TOKYO, August 14. /TASS/. The planned trip of Russian Prime Minister Dmitry Medvedev to the Kuril Islands will become an obstacle for developing the dialogue between Moscow and Tokyo, a Japanese Foreign Ministry representative said on Friday.
"If the visit occurs, this will become a great obstacle in the development of the political dialogue between Japan and Russia," the Kyodo news agency quoted the diplomat as saying.
The diplomat also said Russia should be "careful" about such actions if it wants the visit of Vladimir Putin to Japan to take place. The Russian leader’s trip to the country has been postponed due to the crisis in Ukraine.

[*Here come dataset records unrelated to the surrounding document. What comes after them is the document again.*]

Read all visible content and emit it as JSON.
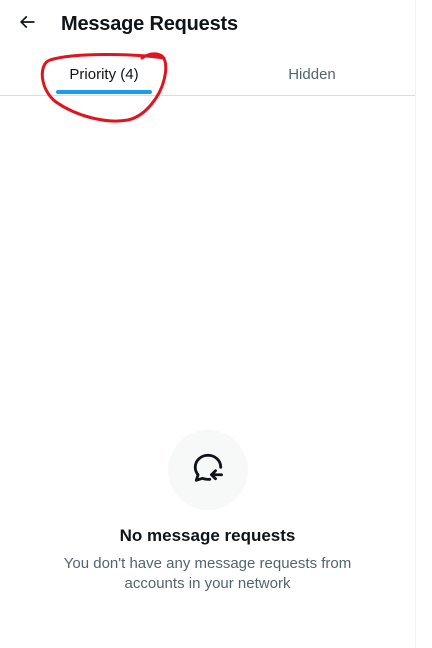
{
  "header": {
    "back_icon": "arrow-left-icon",
    "title": "Message Requests"
  },
  "tabs": [
    {
      "label": "Priority (4)",
      "selected": true
    },
    {
      "label": "Hidden",
      "selected": false
    }
  ],
  "empty_state": {
    "icon": "message-request-icon",
    "title": "No message requests",
    "description": "You don't have any message requests from accounts in your network"
  },
  "colors": {
    "accent": "#1d9bf0",
    "annotation": "#e0141e",
    "text_primary": "#0f1419",
    "text_secondary": "#536471"
  }
}
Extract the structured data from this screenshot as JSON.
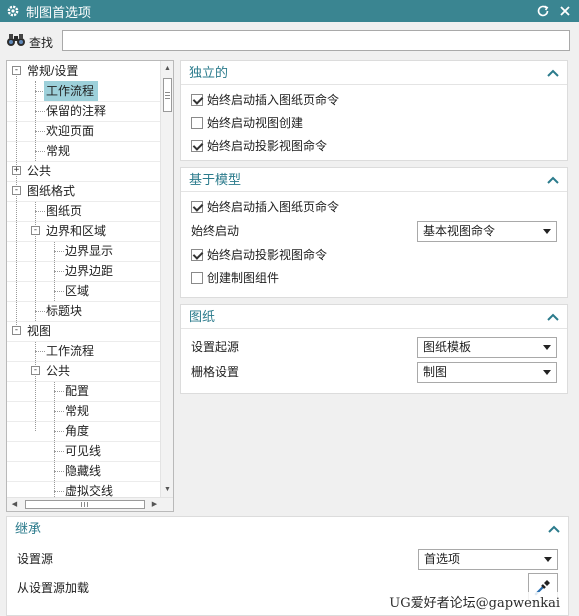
{
  "window": {
    "title": "制图首选项",
    "title_bg": "#3a8591",
    "controls": [
      "reset-icon",
      "close-icon"
    ]
  },
  "find": {
    "label": "查找",
    "value": "",
    "placeholder": ""
  },
  "tree": {
    "selected": "工作流程",
    "nodes": [
      {
        "label": "常规/设置",
        "level": 0,
        "expander": "-"
      },
      {
        "label": "工作流程",
        "level": 1,
        "selected": true
      },
      {
        "label": "保留的注释",
        "level": 1
      },
      {
        "label": "欢迎页面",
        "level": 1
      },
      {
        "label": "常规",
        "level": 1
      },
      {
        "label": "公共",
        "level": 0,
        "expander": "+"
      },
      {
        "label": "图纸格式",
        "level": 0,
        "expander": "-"
      },
      {
        "label": "图纸页",
        "level": 1
      },
      {
        "label": "边界和区域",
        "level": 1,
        "expander": "-"
      },
      {
        "label": "边界显示",
        "level": 2
      },
      {
        "label": "边界边距",
        "level": 2
      },
      {
        "label": "区域",
        "level": 2
      },
      {
        "label": "标题块",
        "level": 1
      },
      {
        "label": "视图",
        "level": 0,
        "expander": "-"
      },
      {
        "label": "工作流程",
        "level": 1
      },
      {
        "label": "公共",
        "level": 1,
        "expander": "-"
      },
      {
        "label": "配置",
        "level": 2
      },
      {
        "label": "常规",
        "level": 2
      },
      {
        "label": "角度",
        "level": 2
      },
      {
        "label": "可见线",
        "level": 2
      },
      {
        "label": "隐藏线",
        "level": 2
      },
      {
        "label": "虚拟交线",
        "level": 2
      }
    ]
  },
  "sections": {
    "independent": {
      "title": "独立的",
      "options": [
        {
          "label": "始终启动插入图纸页命令",
          "checked": true
        },
        {
          "label": "始终启动视图创建",
          "checked": false
        },
        {
          "label": "始终启动投影视图命令",
          "checked": true
        }
      ]
    },
    "model_based": {
      "title": "基于模型",
      "opt_insert_sheet": {
        "label": "始终启动插入图纸页命令",
        "checked": true
      },
      "always_start": {
        "label": "始终启动",
        "value": "基本视图命令"
      },
      "opt_projected": {
        "label": "始终启动投影视图命令",
        "checked": true
      },
      "opt_components": {
        "label": "创建制图组件",
        "checked": false
      }
    },
    "drawing": {
      "title": "图纸",
      "source": {
        "label": "设置起源",
        "value": "图纸模板"
      },
      "grid": {
        "label": "栅格设置",
        "value": "制图"
      }
    },
    "inherit": {
      "title": "继承",
      "settings_source": {
        "label": "设置源",
        "value": "首选项"
      },
      "load_label": "从设置源加载"
    }
  },
  "watermark": "UG爱好者论坛@gapwenkai",
  "colors": {
    "accent": "#2b7b8c",
    "selection": "#9dd0da",
    "panel_bg": "#ffffff",
    "window_bg": "#f0f0f0"
  }
}
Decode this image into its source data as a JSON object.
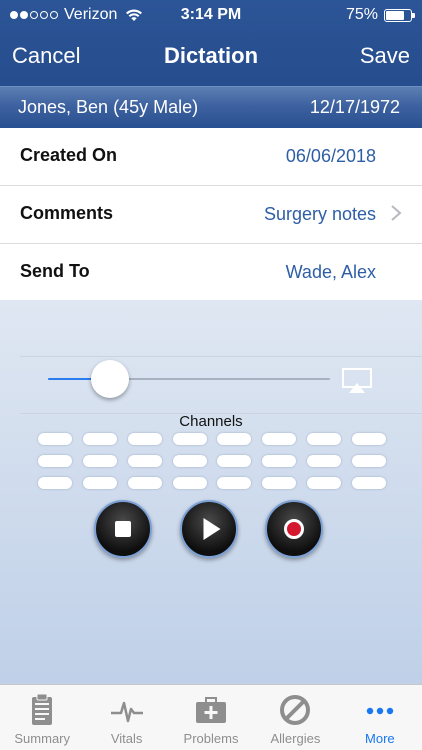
{
  "status_bar": {
    "carrier": "Verizon",
    "time": "3:14 PM",
    "battery": "75%",
    "battery_level": 0.75,
    "signal_bars": 2,
    "signal_total": 5
  },
  "nav": {
    "cancel_label": "Cancel",
    "title": "Dictation",
    "save_label": "Save"
  },
  "patient": {
    "name": "Jones, Ben (45y Male)",
    "dob": "12/17/1972"
  },
  "rows": [
    {
      "label": "Created On",
      "value": "06/06/2018"
    },
    {
      "label": "Comments",
      "value": "Surgery notes"
    },
    {
      "label": "Send To",
      "value": "Wade, Alex"
    }
  ],
  "recorder": {
    "volume_level": 0.22,
    "channels_label": "Channels",
    "channel_rows": 3,
    "channels_per_row": 8
  },
  "colors": {
    "header": "#2c5597",
    "link": "#2e5ea5",
    "active_tab": "#1877f2",
    "record": "#d3182f"
  },
  "tabs": [
    {
      "label": "Summary",
      "icon": "clipboard-icon",
      "active": false
    },
    {
      "label": "Vitals",
      "icon": "heartbeat-icon",
      "active": false
    },
    {
      "label": "Problems",
      "icon": "medical-kit-icon",
      "active": false
    },
    {
      "label": "Allergies",
      "icon": "prohibited-icon",
      "active": false
    },
    {
      "label": "More",
      "icon": "more-dots-icon",
      "active": true
    }
  ]
}
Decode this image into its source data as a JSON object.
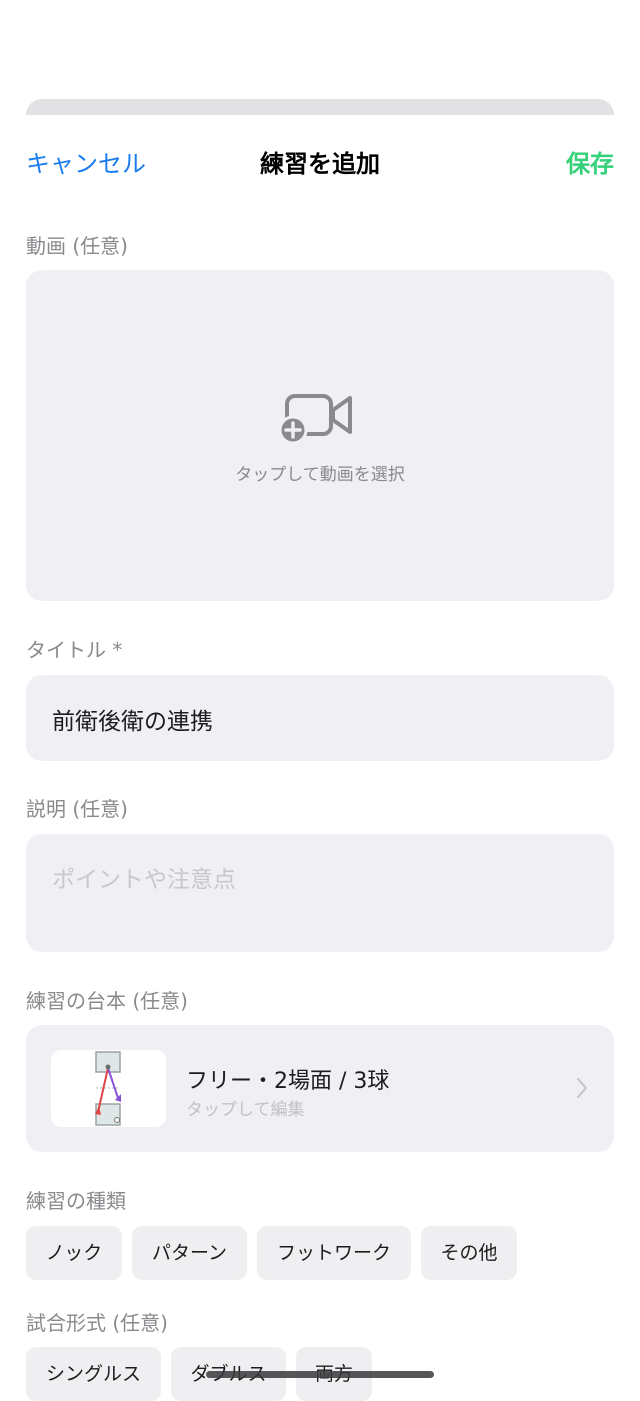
{
  "nav": {
    "cancel": "キャンセル",
    "title": "練習を追加",
    "save": "保存"
  },
  "video": {
    "label": "動画 (任意)",
    "hint": "タップして動画を選択",
    "icon": "video-plus-icon"
  },
  "title_field": {
    "label": "タイトル *",
    "value": "前衛後衛の連携"
  },
  "description": {
    "label": "説明 (任意)",
    "placeholder": "ポイントや注意点"
  },
  "script": {
    "label": "練習の台本 (任意)",
    "summary": "フリー・2場面 / 3球",
    "subtitle": "タップして編集"
  },
  "practice_type": {
    "label": "練習の種類",
    "options": [
      "ノック",
      "パターン",
      "フットワーク",
      "その他"
    ]
  },
  "match_format": {
    "label": "試合形式 (任意)",
    "options": [
      "シングルス",
      "ダブルス",
      "両方"
    ]
  },
  "colors": {
    "accent_blue": "#1a7cf0",
    "save_green": "#34d17a",
    "field_bg": "#efeff4"
  }
}
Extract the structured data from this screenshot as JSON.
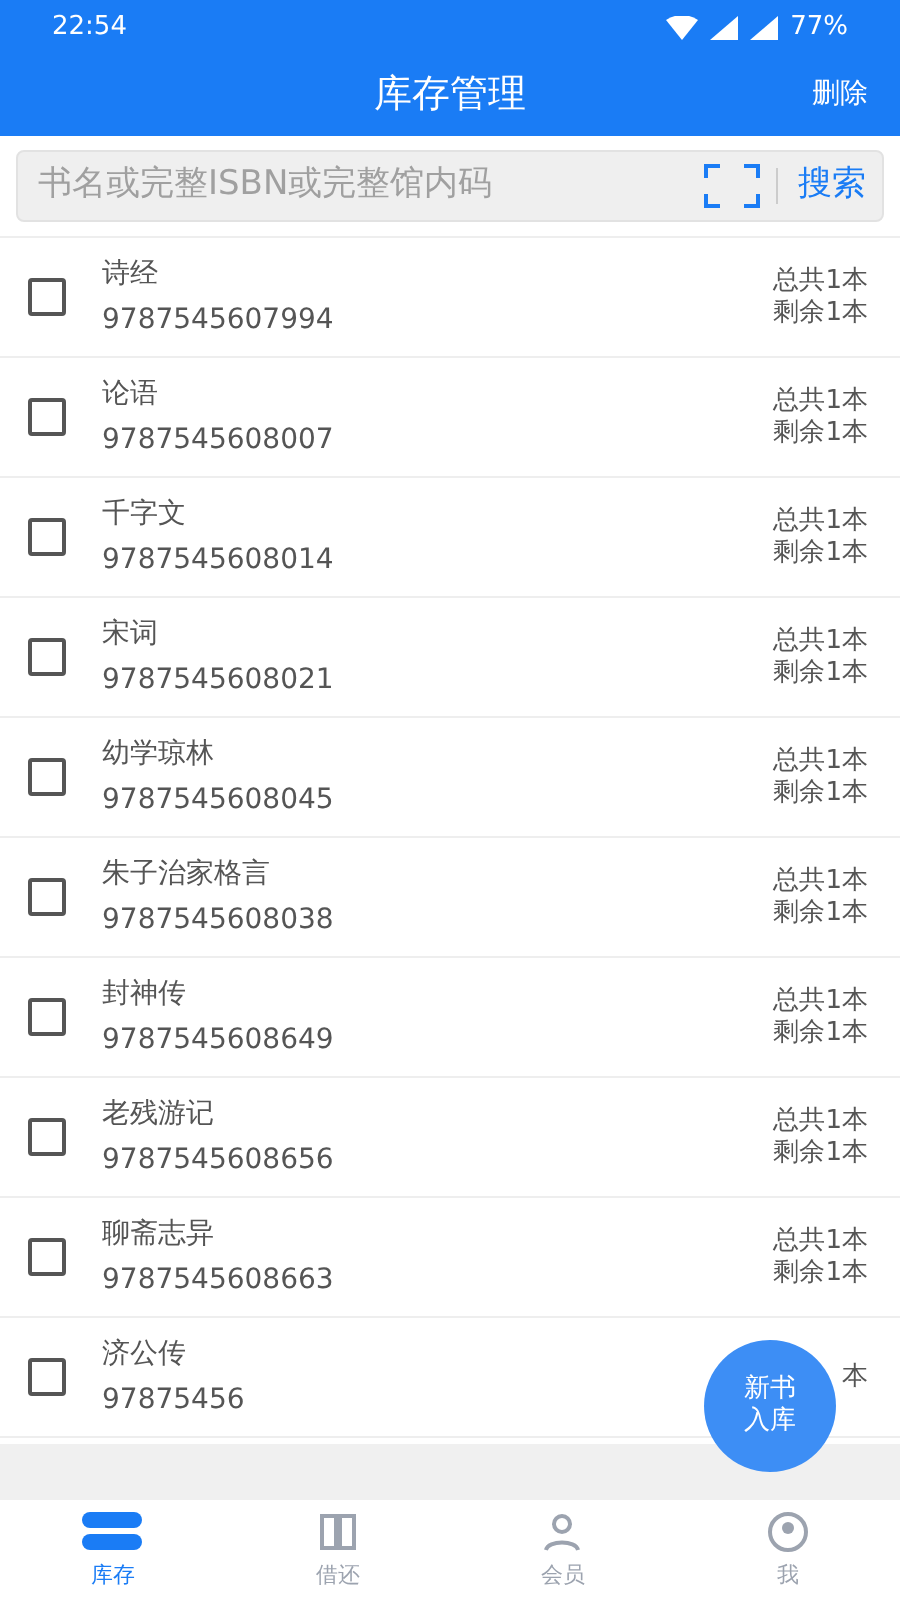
{
  "status_bar": {
    "time": "22:54",
    "battery": "77%"
  },
  "header": {
    "title": "库存管理",
    "action": "删除"
  },
  "search": {
    "placeholder": "书名或完整ISBN或完整馆内码",
    "button": "搜索"
  },
  "books": [
    {
      "title": "诗经",
      "isbn": "9787545607994",
      "total": "总共1本",
      "remaining": "剩余1本",
      "checked": false
    },
    {
      "title": "论语",
      "isbn": "9787545608007",
      "total": "总共1本",
      "remaining": "剩余1本",
      "checked": false
    },
    {
      "title": "千字文",
      "isbn": "9787545608014",
      "total": "总共1本",
      "remaining": "剩余1本",
      "checked": false
    },
    {
      "title": "宋词",
      "isbn": "9787545608021",
      "total": "总共1本",
      "remaining": "剩余1本",
      "checked": false
    },
    {
      "title": "幼学琼林",
      "isbn": "9787545608045",
      "total": "总共1本",
      "remaining": "剩余1本",
      "checked": false
    },
    {
      "title": "朱子治家格言",
      "isbn": "9787545608038",
      "total": "总共1本",
      "remaining": "剩余1本",
      "checked": false
    },
    {
      "title": "封神传",
      "isbn": "9787545608649",
      "total": "总共1本",
      "remaining": "剩余1本",
      "checked": false
    },
    {
      "title": "老残游记",
      "isbn": "9787545608656",
      "total": "总共1本",
      "remaining": "剩余1本",
      "checked": false
    },
    {
      "title": "聊斋志异",
      "isbn": "9787545608663",
      "total": "总共1本",
      "remaining": "剩余1本",
      "checked": false
    },
    {
      "title": "济公传",
      "isbn": "97875456",
      "total": "本",
      "checked": false
    }
  ],
  "fab": {
    "line1": "新书",
    "line2": "入库"
  },
  "tabs": [
    {
      "label": "库存",
      "selected": true
    },
    {
      "label": "借还",
      "selected": false
    },
    {
      "label": "会员",
      "selected": false
    },
    {
      "label": "我",
      "selected": false
    }
  ]
}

Medvedev said in late July he planned to again visit the Kuril Islands and advised his colleagues in the government to follow suit. Medvedev was the first Russian senior official to visit the Kuril Islands in November 2010 when he was the president of Russia.
Japanese Foreign Minister Fumio Kishida then asked Medvedev to cancel his trip to the Kuril Islands noting that this could "hurt the feelings of the Japanese people." Medvedev’s spokesperson Natalya Timakova said the prime minister "determines the routes of his trips around the country himself and needs no recommendations from outside."
A diplomatic source told TASS late last month that addressing Japan’s concerns, the Foreign Ministry said that "the Russian leadership pays increased attention to the task of social and economic development of this Russian region, and Russian officials will continue trips to these [Kuril] Islands."
"We take no account of Tokyo’s stance and have no intention to do that in future. We also advised the Japanese side not to express such ‘concerns, which incite unnecessary tensions in bilateral relations, to us in future," the source stressed.
On Thursday, Japan’s government lodged a protest to the Russian embassy amid the visit of the presidential envoy to the Far Eastern federal district, Yuri Trutnev to Iturup, one of the islands in the Southern Kurils claimed by Tokyo.
The four islands of Russia’s Southern Kurils - Shikotan, Khabomai, Iturup and Kunashir, which Japan calls its northern territories, have been a source of dispute between Moscow and Tokyo all through the post-war period. Russia and Japan have no peace treaty signed after World War II.